Easiest way to increase current supply from a linear voltage regulator?

Discussion in 'General Electronics Chat' started by Subterranean, Jan 15, 2011.

  1. Subterranean

    Thread Starter New Member

    Jul 27, 2010
    I'd like to take a voltage from a normal linear voltage regulator, a 7812 for instance but I may end up pulling a bit more current than the 1A it's rated for. I've been looking for easy ways to increase this and I found the following page:
    I am especially looking at the colour images in the comments section at the bottom. They show a positive regulator (78xx) paired with a NPN transistor (with some caps and resistor). Would this work? Everything else I've read says a positive regulator must be paired with a PNP transistor and visa versa for negative regulators (like in the very first image on that page, not in the comments section).

    If the circuits in the comments section wont work, is the first circuit on the page taken from the datasheet of the regulator the best way to increase current supply?

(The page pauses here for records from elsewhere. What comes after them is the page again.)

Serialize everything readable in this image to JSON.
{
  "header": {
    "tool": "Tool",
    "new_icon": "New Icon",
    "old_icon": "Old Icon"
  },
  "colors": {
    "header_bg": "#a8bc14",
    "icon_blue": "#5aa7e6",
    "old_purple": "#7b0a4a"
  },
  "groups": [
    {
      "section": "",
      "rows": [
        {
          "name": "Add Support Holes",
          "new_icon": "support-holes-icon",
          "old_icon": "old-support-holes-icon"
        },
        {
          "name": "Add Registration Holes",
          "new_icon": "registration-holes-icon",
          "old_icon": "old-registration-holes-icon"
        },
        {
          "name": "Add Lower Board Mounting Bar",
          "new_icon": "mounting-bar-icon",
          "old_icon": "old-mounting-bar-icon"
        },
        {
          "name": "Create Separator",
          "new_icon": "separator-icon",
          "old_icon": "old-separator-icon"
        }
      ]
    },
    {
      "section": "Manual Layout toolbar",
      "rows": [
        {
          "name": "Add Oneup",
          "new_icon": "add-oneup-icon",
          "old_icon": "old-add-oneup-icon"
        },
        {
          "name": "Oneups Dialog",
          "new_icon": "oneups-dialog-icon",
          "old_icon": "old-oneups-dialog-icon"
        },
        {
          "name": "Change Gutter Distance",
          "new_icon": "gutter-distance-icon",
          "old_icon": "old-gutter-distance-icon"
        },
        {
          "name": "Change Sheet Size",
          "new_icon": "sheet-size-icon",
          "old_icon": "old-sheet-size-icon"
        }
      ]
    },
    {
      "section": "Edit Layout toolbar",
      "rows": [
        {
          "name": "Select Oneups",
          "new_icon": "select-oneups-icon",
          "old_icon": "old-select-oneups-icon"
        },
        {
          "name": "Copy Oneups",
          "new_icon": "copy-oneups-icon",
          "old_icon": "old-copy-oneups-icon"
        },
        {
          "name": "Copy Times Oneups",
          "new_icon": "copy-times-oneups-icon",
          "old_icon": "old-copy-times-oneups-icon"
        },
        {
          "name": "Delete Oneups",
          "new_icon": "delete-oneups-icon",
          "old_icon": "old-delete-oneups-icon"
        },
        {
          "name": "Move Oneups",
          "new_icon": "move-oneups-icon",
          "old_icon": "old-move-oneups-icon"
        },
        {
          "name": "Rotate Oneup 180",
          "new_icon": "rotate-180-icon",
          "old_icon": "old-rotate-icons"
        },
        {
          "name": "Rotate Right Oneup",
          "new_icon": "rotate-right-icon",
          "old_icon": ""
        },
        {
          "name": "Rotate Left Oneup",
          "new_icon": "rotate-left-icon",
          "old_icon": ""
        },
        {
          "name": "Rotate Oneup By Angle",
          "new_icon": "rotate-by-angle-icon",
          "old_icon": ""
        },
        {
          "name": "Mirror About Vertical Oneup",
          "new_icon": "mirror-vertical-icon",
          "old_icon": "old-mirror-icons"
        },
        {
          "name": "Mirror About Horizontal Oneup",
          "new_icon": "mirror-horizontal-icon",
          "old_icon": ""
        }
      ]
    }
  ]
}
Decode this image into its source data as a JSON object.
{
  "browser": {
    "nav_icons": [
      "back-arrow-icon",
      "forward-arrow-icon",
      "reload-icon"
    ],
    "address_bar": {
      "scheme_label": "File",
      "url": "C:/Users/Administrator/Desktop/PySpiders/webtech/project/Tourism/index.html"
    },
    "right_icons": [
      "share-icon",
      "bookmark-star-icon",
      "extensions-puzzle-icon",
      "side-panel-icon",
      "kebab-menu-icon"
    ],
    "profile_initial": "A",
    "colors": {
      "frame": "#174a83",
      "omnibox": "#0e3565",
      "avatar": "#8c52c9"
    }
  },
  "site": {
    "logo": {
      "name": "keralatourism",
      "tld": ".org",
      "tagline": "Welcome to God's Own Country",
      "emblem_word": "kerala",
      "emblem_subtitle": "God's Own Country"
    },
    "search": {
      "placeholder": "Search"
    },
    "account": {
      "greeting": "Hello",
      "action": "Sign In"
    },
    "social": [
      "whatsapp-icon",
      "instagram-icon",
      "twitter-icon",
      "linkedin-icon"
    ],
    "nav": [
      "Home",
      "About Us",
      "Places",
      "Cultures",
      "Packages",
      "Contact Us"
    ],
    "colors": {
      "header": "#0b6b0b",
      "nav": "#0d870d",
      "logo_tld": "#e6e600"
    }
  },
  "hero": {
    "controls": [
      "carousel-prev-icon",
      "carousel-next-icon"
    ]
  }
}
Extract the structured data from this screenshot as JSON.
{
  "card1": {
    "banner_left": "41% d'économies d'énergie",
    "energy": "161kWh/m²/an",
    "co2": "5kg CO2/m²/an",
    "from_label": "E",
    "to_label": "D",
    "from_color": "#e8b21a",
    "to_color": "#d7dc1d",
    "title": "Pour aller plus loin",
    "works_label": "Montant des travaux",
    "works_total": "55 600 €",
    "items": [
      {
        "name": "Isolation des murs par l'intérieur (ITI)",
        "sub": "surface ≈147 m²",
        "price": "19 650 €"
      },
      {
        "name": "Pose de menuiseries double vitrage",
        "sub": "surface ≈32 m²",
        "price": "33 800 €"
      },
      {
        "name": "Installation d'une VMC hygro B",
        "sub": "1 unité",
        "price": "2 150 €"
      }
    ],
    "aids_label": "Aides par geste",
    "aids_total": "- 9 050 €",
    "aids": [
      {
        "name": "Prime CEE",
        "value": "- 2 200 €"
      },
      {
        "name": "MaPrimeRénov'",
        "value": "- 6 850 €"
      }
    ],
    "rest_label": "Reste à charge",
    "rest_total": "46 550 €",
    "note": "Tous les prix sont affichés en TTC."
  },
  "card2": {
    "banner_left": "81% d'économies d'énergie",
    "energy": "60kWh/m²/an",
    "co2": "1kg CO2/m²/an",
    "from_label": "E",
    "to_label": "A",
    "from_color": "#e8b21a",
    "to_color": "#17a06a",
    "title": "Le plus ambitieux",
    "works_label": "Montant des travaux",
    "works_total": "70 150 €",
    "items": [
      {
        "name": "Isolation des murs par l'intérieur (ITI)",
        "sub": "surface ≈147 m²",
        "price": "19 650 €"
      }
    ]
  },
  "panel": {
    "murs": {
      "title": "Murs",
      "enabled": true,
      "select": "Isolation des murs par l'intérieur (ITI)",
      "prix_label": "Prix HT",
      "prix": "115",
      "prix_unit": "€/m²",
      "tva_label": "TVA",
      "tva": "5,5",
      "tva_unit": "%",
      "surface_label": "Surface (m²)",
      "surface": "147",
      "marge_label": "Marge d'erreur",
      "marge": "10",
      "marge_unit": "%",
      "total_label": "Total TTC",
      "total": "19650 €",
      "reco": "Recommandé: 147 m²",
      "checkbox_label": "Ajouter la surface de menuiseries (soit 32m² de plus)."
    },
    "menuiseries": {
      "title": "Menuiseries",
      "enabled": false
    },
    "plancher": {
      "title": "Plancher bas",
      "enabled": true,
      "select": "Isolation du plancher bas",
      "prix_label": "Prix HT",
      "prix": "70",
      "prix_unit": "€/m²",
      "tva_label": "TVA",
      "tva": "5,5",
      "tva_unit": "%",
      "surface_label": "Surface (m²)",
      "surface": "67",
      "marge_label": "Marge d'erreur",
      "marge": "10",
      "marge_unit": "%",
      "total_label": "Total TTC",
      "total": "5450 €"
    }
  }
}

    Thanks for any help.
  2. thatoneguy

    AAC Fanatic!

    Feb 19, 2009
    The 78xx driving transistor(s) for higher current is a simple method of increasing current, but it is very inefficient. Using 6 transistors off a 7812 for reference voltage would dissipate 100% of the voltage difference between input and output as heat.

    What are your input voltage, output voltage, and current requirements?

    A Switch Mode regulator may be closer to what you are trying to get, though they are a bit more complicated, they are a lot more efficient.
  3. timrobbins

    Active Member

    Aug 29, 2009
    If "I may end up pulling a bit more current than the 1A it's rated for" is say less than say 2A, then consider using 2 or 3 regs in parallel. Regs are cheap, and circuit change is dead simple. Heatsinking loss goes up. They don't share at low current levels (use a series output resistance for each reg - regulation not as spot on), but they do share ok at higher current levels (if both on same heatsink). Of course it is assumed your power source is up the increased rating.